Future studies will need to address the role of this transcriptional pattern in various disease processes. While the association of IUPs with various disease processes might suggest that down-regulation of metabolism and up-regulation of signaling pathways is a common theme in a wide range of disease processes, we found this generalization is not universal. This could be related to a different baseline level of OXPHOS activity in various tissues and cancer specimens and/or differences in tissue handling. Clearly, future studies need to address whether this transcriptional pattern will help in refining the distinction between diseased and non-diseased tissue samples.
Public datasets were obtained from the GEO database . A detailed summary of all datasets used in the present meta-analysis is given in Additional File 2. The criteria for the selection of the dataset were as follows: (1) whole-genome coverage of microarray platforms (covering ≥ 20,000 transcripts; the only exception was the comparison between human adult and fetal hearts, for which whole-genome microarray datasets were not publicly available), (2) quality of normalization procedure: comparable levels of mean signal intensity and variance of signal intensity across experimental groups, (3) non-myocardial tissue datasets had to include at least 50 samples and (4) human myocardial datasets had to have more than ten non-failing samples.
To determine differentially expressed genes, unpaired two-class Significance Analysis of Microarrays (SAM) was used . Differences in gene expression were regarded as statistically significant if a false discovery rate (FDR) of q<0.05 was achieved.
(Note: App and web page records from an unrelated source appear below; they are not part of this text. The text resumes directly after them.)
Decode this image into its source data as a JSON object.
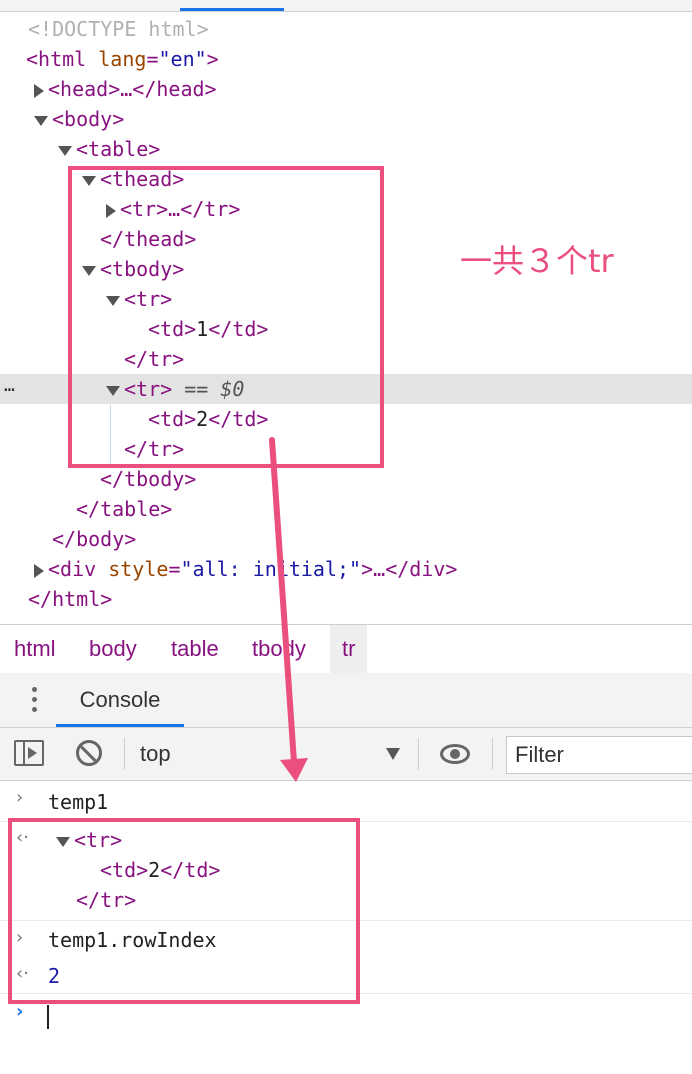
{
  "elements_tree": {
    "doctype": "<!DOCTYPE html>",
    "html_open": "<html",
    "html_attr_name": "lang",
    "html_attr_value": "\"en\"",
    "html_close_bracket": ">",
    "head_collapsed": "<head>…</head>",
    "body_open": "<body>",
    "table_open": "<table>",
    "thead_open": "<thead>",
    "thead_tr_collapsed": "<tr>…</tr>",
    "thead_close": "</thead>",
    "tbody_open": "<tbody>",
    "tr1_open": "<tr>",
    "td1_open": "<td>",
    "td1_text": "1",
    "td1_close": "</td>",
    "tr1_close": "</tr>",
    "tr2_open": "<tr>",
    "tr2_selected_marker": " == $0",
    "td2_open": "<td>",
    "td2_text": "2",
    "td2_close": "</td>",
    "tr2_close": "</tr>",
    "tbody_close": "</tbody>",
    "table_close": "</table>",
    "body_close": "</body>",
    "div_open": "<div",
    "div_attr_name": "style",
    "div_attr_eq": "=",
    "div_attr_value": "\"all: initial;\"",
    "div_rest": ">…</div>",
    "html_close": "</html>",
    "selected_row_dots": "…"
  },
  "breadcrumbs": [
    "html",
    "body",
    "table",
    "tbody",
    "tr"
  ],
  "drawer": {
    "console_tab": "Console"
  },
  "toolbar": {
    "context": "top",
    "filter_placeholder": "Filter"
  },
  "console": {
    "cmd1": "temp1",
    "result1_tr_open": "<tr>",
    "result1_td_open": "<td>",
    "result1_td_text": "2",
    "result1_td_close": "</td>",
    "result1_tr_close": "</tr>",
    "cmd2": "temp1.rowIndex",
    "result2": "2",
    "input_prompt": "›",
    "output_prompt": "‹·",
    "input_history_prompt": "›"
  },
  "annotation": {
    "text": "一共３个tr",
    "color": "#ea4f7e"
  },
  "colors": {
    "tag": "#881280",
    "attr_name": "#994500",
    "attr_value": "#1a1aa6",
    "selection": "#e3e3e3",
    "accent": "#1a73e8"
  },
  "icons": [
    "expand-triangle-icon",
    "collapse-triangle-icon",
    "kebab-menu-icon",
    "sidebar-toggle-icon",
    "clear-console-icon",
    "dropdown-caret-icon",
    "eye-icon",
    "prompt-chevron-icon",
    "result-chevron-icon"
  ]
}
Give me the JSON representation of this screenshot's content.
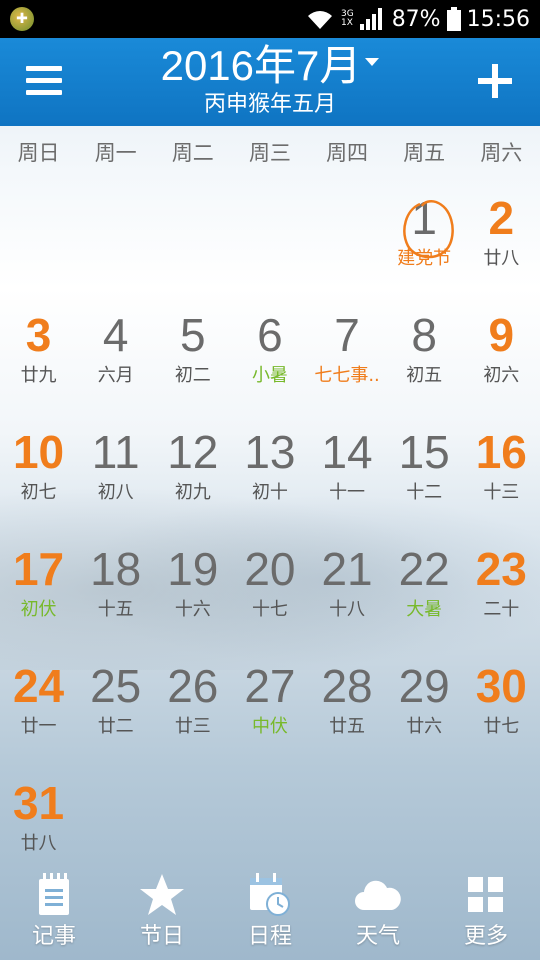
{
  "status": {
    "network": "3G",
    "network2": "1X",
    "battery": "87%",
    "time": "15:56"
  },
  "header": {
    "title": "2016年7月",
    "subtitle": "丙申猴年五月"
  },
  "weekdays": [
    "周日",
    "周一",
    "周二",
    "周三",
    "周四",
    "周五",
    "周六"
  ],
  "weeks": [
    [
      {
        "d": "",
        "l": ""
      },
      {
        "d": "",
        "l": ""
      },
      {
        "d": "",
        "l": ""
      },
      {
        "d": "",
        "l": ""
      },
      {
        "d": "",
        "l": ""
      },
      {
        "d": "1",
        "l": "建党节",
        "kind": "holiday"
      },
      {
        "d": "2",
        "l": "廿八"
      }
    ],
    [
      {
        "d": "3",
        "l": "廿九"
      },
      {
        "d": "4",
        "l": "六月"
      },
      {
        "d": "5",
        "l": "初二"
      },
      {
        "d": "6",
        "l": "小暑",
        "kind": "term"
      },
      {
        "d": "7",
        "l": "七七事..",
        "kind": "holiday"
      },
      {
        "d": "8",
        "l": "初五"
      },
      {
        "d": "9",
        "l": "初六"
      }
    ],
    [
      {
        "d": "10",
        "l": "初七"
      },
      {
        "d": "11",
        "l": "初八"
      },
      {
        "d": "12",
        "l": "初九"
      },
      {
        "d": "13",
        "l": "初十"
      },
      {
        "d": "14",
        "l": "十一"
      },
      {
        "d": "15",
        "l": "十二"
      },
      {
        "d": "16",
        "l": "十三"
      }
    ],
    [
      {
        "d": "17",
        "l": "初伏",
        "kind": "term"
      },
      {
        "d": "18",
        "l": "十五"
      },
      {
        "d": "19",
        "l": "十六"
      },
      {
        "d": "20",
        "l": "十七"
      },
      {
        "d": "21",
        "l": "十八"
      },
      {
        "d": "22",
        "l": "大暑",
        "kind": "term"
      },
      {
        "d": "23",
        "l": "二十"
      }
    ],
    [
      {
        "d": "24",
        "l": "廿一"
      },
      {
        "d": "25",
        "l": "廿二"
      },
      {
        "d": "26",
        "l": "廿三"
      },
      {
        "d": "27",
        "l": "中伏",
        "kind": "term"
      },
      {
        "d": "28",
        "l": "廿五"
      },
      {
        "d": "29",
        "l": "廿六"
      },
      {
        "d": "30",
        "l": "廿七"
      }
    ],
    [
      {
        "d": "31",
        "l": "廿八"
      },
      {
        "d": "",
        "l": ""
      },
      {
        "d": "",
        "l": ""
      },
      {
        "d": "",
        "l": ""
      },
      {
        "d": "",
        "l": ""
      },
      {
        "d": "",
        "l": ""
      },
      {
        "d": "",
        "l": ""
      }
    ]
  ],
  "today": "1",
  "nav": [
    {
      "label": "记事",
      "icon": "notes-icon"
    },
    {
      "label": "节日",
      "icon": "star-icon"
    },
    {
      "label": "日程",
      "icon": "schedule-icon"
    },
    {
      "label": "天气",
      "icon": "cloud-icon"
    },
    {
      "label": "更多",
      "icon": "grid-icon"
    }
  ],
  "colors": {
    "header": "#1184d0",
    "weekend": "#f07d1c",
    "term": "#78b92c",
    "holiday": "#f07d1c"
  }
}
Functional annotation of differentially expressed genes was based on the KEGG pathways database. Overrepresentation of specific KEGG pathways in a gene set was statistically analyzed by the Database for Annotation, Visualization and Integrated Discovery (DAVID) . The net regulation of a pathway was defined as number of up- minus down-regulated transcripts of a KEGG pathway expressed as percentage of the total number of regulated genes within a study. Clustering of the expression of KEGG pathways and phosphorylation sites was done using Genesis .
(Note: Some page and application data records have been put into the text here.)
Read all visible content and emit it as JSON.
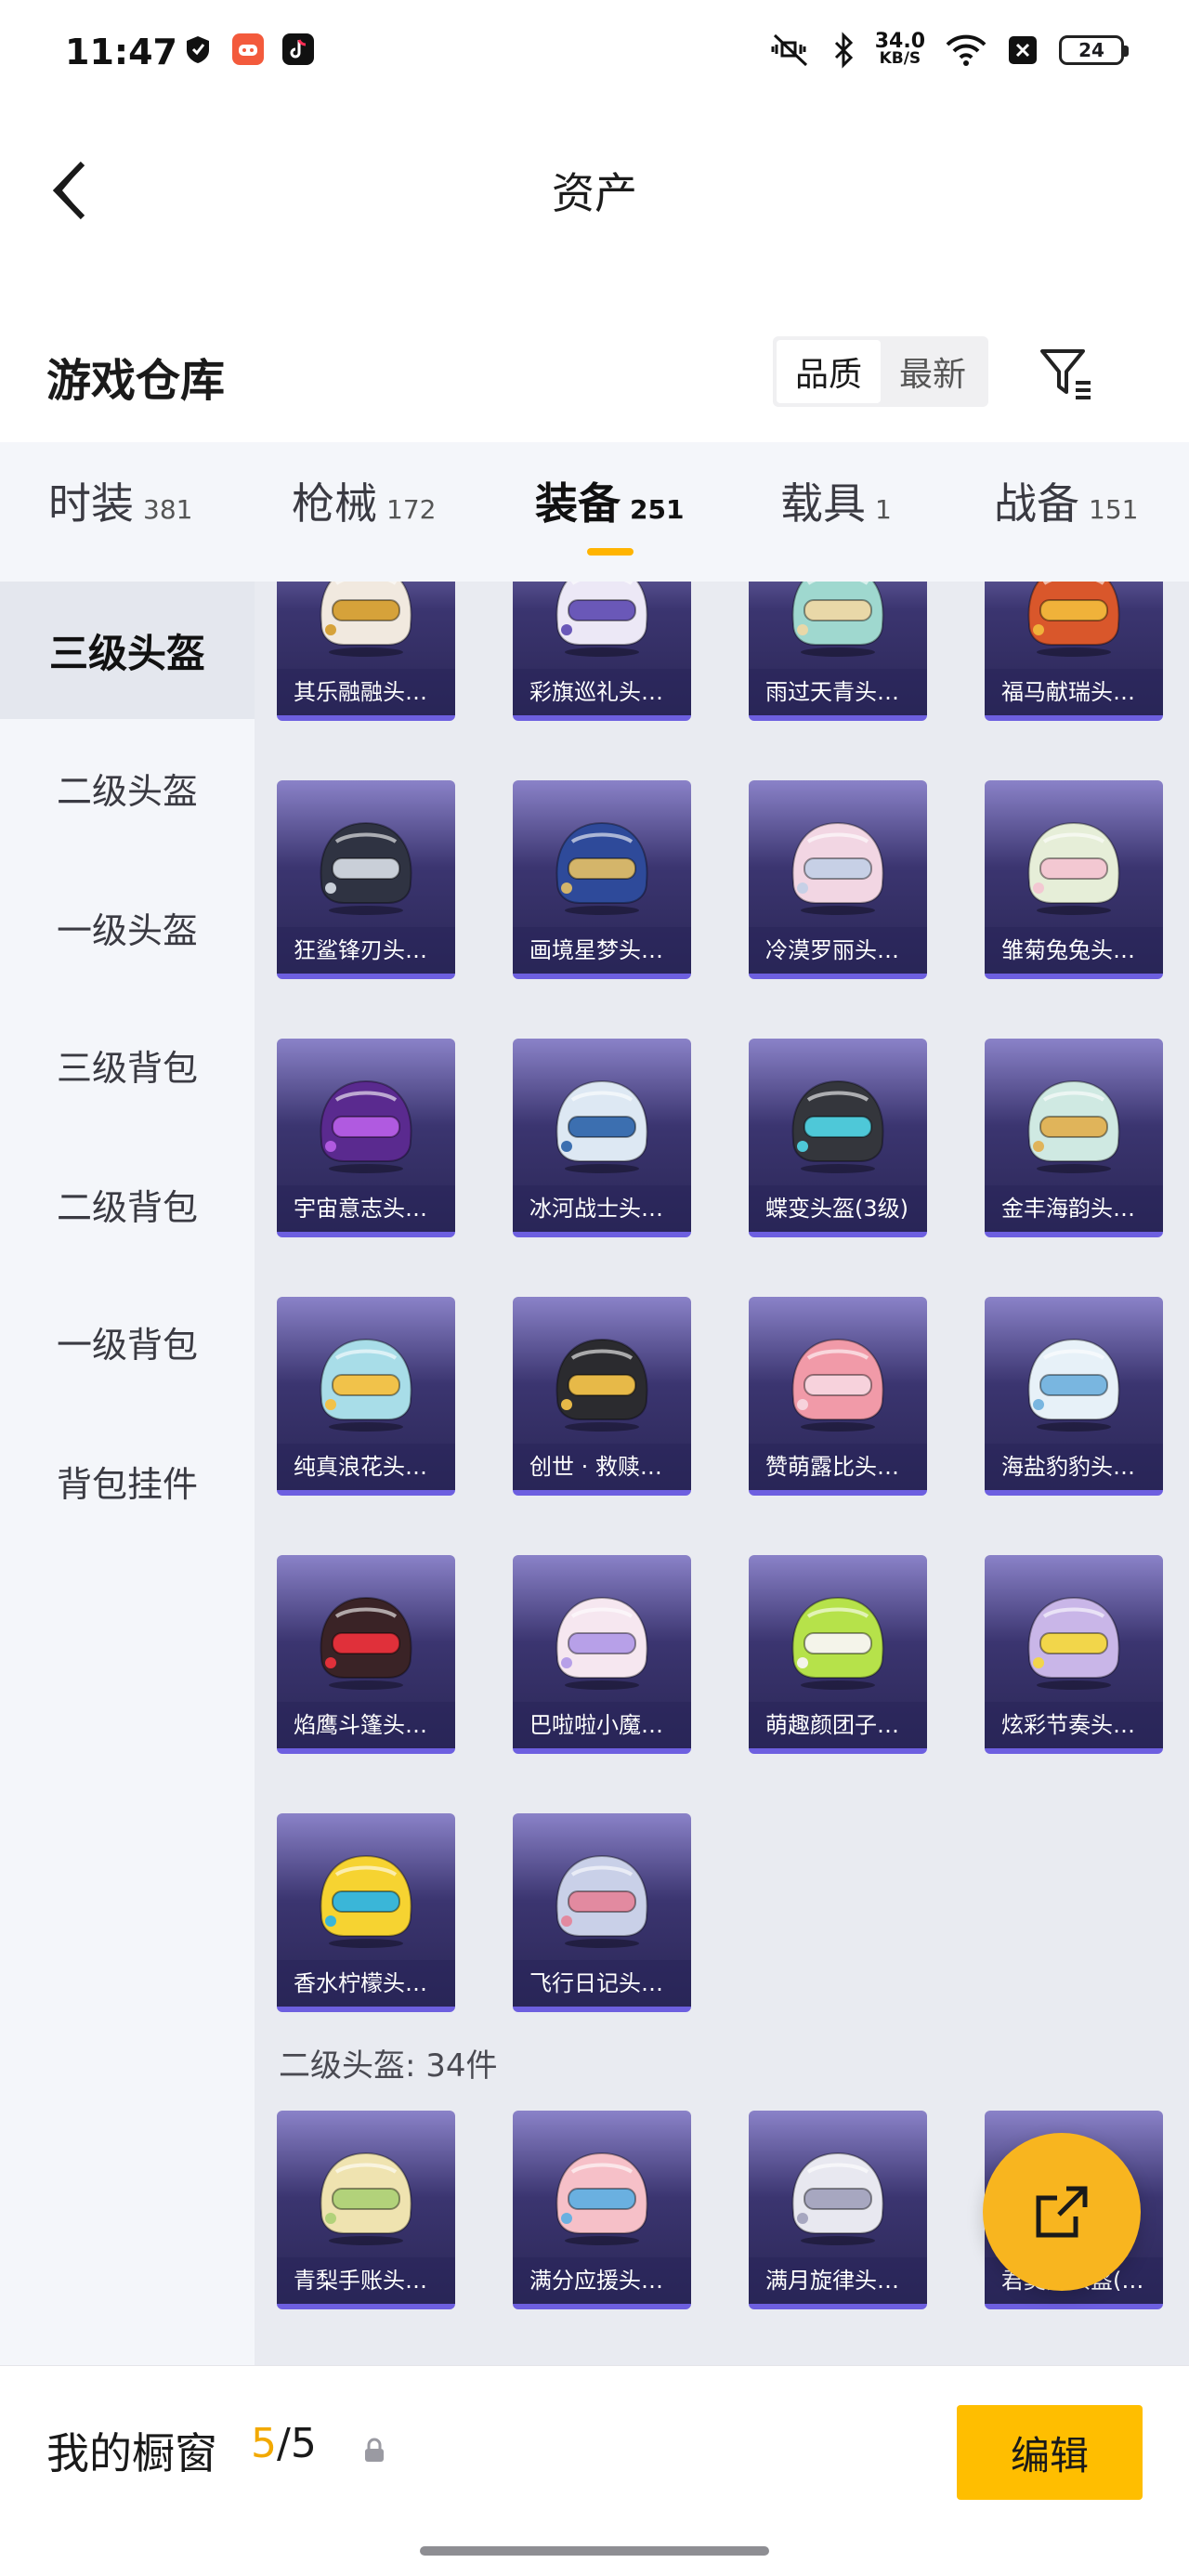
{
  "status_bar": {
    "time": "11:47",
    "net_speed_value": "34.0",
    "net_speed_unit": "KB/S",
    "battery": "24",
    "icons": [
      "shield-app-icon",
      "game-app-icon",
      "tiktok-icon",
      "mute-vibrate-icon",
      "bluetooth-icon",
      "wifi-icon",
      "close-box-icon"
    ]
  },
  "header": {
    "title": "资产"
  },
  "warehouse": {
    "title": "游戏仓库",
    "sort_options": [
      "品质",
      "最新"
    ],
    "active_sort": "品质"
  },
  "tabs": [
    {
      "label": "时装",
      "count": "381"
    },
    {
      "label": "枪械",
      "count": "172"
    },
    {
      "label": "装备",
      "count": "251",
      "active": true
    },
    {
      "label": "载具",
      "count": "1"
    },
    {
      "label": "战备",
      "count": "151"
    }
  ],
  "sidebar": {
    "items": [
      "三级头盔",
      "二级头盔",
      "一级头盔",
      "三级背包",
      "二级背包",
      "一级背包",
      "背包挂件"
    ],
    "active": "三级头盔"
  },
  "grid": {
    "level3_items": [
      {
        "name": "其乐融融头…",
        "color": "#f1e9df",
        "accent": "#d6a23a"
      },
      {
        "name": "彩旗巡礼头…",
        "color": "#ece8f6",
        "accent": "#6a58b8"
      },
      {
        "name": "雨过天青头…",
        "color": "#9fd8cf",
        "accent": "#e9d8a8"
      },
      {
        "name": "福马献瑞头…",
        "color": "#d9572b",
        "accent": "#f0b23a"
      },
      {
        "name": "狂鲨锋刃头…",
        "color": "#2f3342",
        "accent": "#c9cfd8"
      },
      {
        "name": "画境星梦头…",
        "color": "#2e4a9a",
        "accent": "#d4b56a"
      },
      {
        "name": "冷漠罗丽头…",
        "color": "#f2d6e3",
        "accent": "#c7d0e6"
      },
      {
        "name": "雏菊兔兔头…",
        "color": "#e6eed8",
        "accent": "#f3c8d2"
      },
      {
        "name": "宇宙意志头…",
        "color": "#5a2a8f",
        "accent": "#b05ae0"
      },
      {
        "name": "冰河战士头…",
        "color": "#dde8f3",
        "accent": "#3c6fb0"
      },
      {
        "name": "蝶变头盔(3级)",
        "color": "#34363c",
        "accent": "#4ec8d8"
      },
      {
        "name": "金丰海韵头…",
        "color": "#cfe9e2",
        "accent": "#e0b45a"
      },
      {
        "name": "纯真浪花头…",
        "color": "#a8dde8",
        "accent": "#f1c24a"
      },
      {
        "name": "创世 · 救赎…",
        "color": "#2b2b2f",
        "accent": "#e7b948"
      },
      {
        "name": "赞萌露比头…",
        "color": "#f19aa8",
        "accent": "#f7d2dc"
      },
      {
        "name": "海盐豹豹头…",
        "color": "#e7f1f8",
        "accent": "#79b6e0"
      },
      {
        "name": "焰鹰斗篷头…",
        "color": "#3a2326",
        "accent": "#e0303a"
      },
      {
        "name": "巴啦啦小魔…",
        "color": "#f6e7f0",
        "accent": "#b7a0e8"
      },
      {
        "name": "萌趣颜团子…",
        "color": "#b6e24a",
        "accent": "#f4f4ea"
      },
      {
        "name": "炫彩节奏头…",
        "color": "#c9b6e8",
        "accent": "#f2d64a"
      },
      {
        "name": "香水柠檬头…",
        "color": "#f6d331",
        "accent": "#3ab6d8"
      },
      {
        "name": "飞行日记头…",
        "color": "#c9d0e8",
        "accent": "#e28aa0"
      }
    ],
    "section_label": "二级头盔: 34件",
    "level2_items": [
      {
        "name": "青梨手账头…",
        "color": "#efe3b0",
        "accent": "#b2d27a"
      },
      {
        "name": "满分应援头…",
        "color": "#f6c0c8",
        "accent": "#6ab0e0"
      },
      {
        "name": "满月旋律头…",
        "color": "#e8e8f0",
        "accent": "#a7a7c0"
      },
      {
        "name": "君莫笑头盔(…",
        "color": "#d8d0c0",
        "accent": "#8a7a5a"
      }
    ]
  },
  "bottom_bar": {
    "label": "我的橱窗",
    "current": "5",
    "separator": "/",
    "total": "5",
    "edit_label": "编辑"
  },
  "colors": {
    "accent": "#FFBE00",
    "tab_indicator": "#FFB400",
    "card_gradient_top": "#8A82C8",
    "card_gradient_bottom": "#2B2756"
  }
}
Batch prediction of long disordered regions was carried out using the IUPforest-L software, based on the Moreau-Broto autocorrelation function of amino acid indices (AAIs) and other physicochemical features of the primary sequences . Non-parametrical rank tests (Kolmogorov-Smirnoff and Wilcoxon) incorporated into StatView (SAS Institute Inc., NC, USA) were used to determine statistical significance for the distribution of IUP across metabolic and signaling pathways. Batch prediction of N-glycosylation, mucin-type O-glycosylation, SUMOylation and protein kinase phosphorylation sites were carried out using NetNGlyc 1.0 http://www.cbs.dtu.dk/services/NetNGlyc, NetOGlyc 3.1 , SUMOsp 2.0 , and GPS 2.1 , respectively.
Intrinsically Unstructured Proteins
Kyoto Encyclopedia of Genes and Genomes
Significance Analysis of Microarrays
Database for Annotation, Visualization and Integrated Discovery
Gene Expression Omnibus
The work was supported by NIH P01 HL077180, HL072488, R33 HL087345 and RC1HL099892 to G.F.T., R01 AG17022 to K.B.M., R01 HL088577 and R21 HL092379 to T.P.C., and NIH T32 HL007227 to A.S.B. G.F.T. is the Michel Mirowski M.D. Professor of Cardiology.
This article is published under license to BioMed Central Ltd. This is an Open Access article distributed under the terms of the Creative Commons Attribution License (http://creativecommons.org/licenses/by/2.0), which permits unrestricted use, distribution, and reproduction in any medium, provided the original work is properly cited.